Please say how many lines in the records contain the word "table", giving only the number.

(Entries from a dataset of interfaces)
=== Section Start ===
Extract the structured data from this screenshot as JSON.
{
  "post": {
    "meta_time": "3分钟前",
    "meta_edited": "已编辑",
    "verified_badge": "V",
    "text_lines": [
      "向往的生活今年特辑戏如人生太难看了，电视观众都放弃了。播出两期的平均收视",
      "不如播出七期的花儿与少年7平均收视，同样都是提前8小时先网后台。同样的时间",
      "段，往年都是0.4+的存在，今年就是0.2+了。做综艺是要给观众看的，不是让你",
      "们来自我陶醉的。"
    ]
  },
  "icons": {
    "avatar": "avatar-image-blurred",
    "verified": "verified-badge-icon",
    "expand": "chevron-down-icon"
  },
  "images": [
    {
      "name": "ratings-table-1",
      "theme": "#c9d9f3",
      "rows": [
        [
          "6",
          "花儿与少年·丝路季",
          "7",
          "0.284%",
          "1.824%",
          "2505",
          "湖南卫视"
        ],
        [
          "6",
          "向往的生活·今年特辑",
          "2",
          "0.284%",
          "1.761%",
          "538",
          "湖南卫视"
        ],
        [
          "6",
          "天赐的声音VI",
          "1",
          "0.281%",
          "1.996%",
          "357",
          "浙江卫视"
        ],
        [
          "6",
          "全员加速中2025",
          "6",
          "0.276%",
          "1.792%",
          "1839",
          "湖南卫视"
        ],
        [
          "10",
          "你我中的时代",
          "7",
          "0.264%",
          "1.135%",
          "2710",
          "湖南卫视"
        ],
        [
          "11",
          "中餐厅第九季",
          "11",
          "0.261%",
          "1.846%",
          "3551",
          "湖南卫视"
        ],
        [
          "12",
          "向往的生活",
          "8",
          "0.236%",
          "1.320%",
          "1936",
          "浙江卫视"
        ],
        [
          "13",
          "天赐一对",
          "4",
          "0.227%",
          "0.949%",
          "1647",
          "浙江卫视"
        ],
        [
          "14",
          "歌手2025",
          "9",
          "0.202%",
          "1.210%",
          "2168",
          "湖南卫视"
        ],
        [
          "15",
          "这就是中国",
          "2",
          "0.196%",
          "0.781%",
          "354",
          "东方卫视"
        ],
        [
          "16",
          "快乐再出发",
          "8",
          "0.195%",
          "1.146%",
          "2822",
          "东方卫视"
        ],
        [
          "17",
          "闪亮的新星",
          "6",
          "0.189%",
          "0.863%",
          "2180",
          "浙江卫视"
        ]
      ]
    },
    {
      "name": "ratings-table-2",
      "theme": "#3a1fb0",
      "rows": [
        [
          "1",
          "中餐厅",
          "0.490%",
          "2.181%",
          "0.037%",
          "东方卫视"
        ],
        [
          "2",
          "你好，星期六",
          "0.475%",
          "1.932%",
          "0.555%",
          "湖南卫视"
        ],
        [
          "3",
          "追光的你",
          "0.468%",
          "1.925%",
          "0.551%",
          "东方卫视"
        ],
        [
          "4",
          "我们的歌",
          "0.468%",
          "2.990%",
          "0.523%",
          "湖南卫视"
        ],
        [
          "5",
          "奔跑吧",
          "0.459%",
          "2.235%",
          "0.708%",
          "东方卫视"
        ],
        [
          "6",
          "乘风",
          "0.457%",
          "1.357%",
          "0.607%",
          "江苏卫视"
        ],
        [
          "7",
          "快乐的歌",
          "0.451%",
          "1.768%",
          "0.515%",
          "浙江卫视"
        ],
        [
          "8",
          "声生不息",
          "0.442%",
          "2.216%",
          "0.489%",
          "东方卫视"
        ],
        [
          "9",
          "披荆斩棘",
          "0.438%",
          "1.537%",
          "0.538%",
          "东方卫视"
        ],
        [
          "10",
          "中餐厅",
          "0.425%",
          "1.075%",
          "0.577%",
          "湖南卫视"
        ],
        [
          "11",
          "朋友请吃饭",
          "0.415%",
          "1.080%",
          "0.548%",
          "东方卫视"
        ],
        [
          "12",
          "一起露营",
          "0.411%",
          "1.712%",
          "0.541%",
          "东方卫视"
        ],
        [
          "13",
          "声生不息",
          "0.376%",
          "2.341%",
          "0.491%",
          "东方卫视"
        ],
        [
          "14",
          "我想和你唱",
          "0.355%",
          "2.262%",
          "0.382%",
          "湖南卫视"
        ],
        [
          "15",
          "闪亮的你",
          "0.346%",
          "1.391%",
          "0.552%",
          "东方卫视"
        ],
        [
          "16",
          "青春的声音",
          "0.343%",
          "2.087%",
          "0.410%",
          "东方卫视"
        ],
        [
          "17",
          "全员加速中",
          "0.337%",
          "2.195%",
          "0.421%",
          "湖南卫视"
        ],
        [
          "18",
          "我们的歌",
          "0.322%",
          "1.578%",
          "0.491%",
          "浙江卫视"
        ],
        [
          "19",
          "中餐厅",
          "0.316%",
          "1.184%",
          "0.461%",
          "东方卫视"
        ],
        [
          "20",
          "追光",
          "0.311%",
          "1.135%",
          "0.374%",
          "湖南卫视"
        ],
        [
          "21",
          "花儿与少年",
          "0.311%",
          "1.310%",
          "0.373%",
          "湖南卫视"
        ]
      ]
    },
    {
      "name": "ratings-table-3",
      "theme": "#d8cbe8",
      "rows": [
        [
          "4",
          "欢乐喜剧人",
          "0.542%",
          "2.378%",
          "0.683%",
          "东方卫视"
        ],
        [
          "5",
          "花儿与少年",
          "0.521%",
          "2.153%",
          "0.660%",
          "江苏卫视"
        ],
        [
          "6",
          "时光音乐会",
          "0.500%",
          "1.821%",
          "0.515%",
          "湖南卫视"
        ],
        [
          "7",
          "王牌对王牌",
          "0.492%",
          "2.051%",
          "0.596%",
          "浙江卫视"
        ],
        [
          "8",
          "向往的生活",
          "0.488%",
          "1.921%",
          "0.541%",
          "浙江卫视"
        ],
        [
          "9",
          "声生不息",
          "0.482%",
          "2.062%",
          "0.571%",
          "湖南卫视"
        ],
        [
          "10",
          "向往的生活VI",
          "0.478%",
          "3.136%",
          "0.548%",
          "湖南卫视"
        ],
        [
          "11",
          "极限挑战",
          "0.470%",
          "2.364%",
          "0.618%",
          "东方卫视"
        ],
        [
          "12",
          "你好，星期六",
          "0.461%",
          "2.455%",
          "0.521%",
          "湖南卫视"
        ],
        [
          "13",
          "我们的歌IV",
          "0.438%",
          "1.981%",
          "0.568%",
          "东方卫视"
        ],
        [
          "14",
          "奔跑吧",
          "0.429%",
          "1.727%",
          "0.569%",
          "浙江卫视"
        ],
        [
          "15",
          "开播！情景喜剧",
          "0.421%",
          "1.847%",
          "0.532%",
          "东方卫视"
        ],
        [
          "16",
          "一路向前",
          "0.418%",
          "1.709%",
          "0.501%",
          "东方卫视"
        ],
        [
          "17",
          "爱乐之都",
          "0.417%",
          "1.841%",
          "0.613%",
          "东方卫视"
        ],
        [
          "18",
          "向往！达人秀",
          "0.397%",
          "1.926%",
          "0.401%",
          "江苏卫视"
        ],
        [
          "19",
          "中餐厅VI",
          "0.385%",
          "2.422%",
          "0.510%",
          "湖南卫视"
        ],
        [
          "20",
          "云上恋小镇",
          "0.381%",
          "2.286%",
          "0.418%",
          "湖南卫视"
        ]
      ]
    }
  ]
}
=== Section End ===
> **RESULT OF THIS TASK**: 3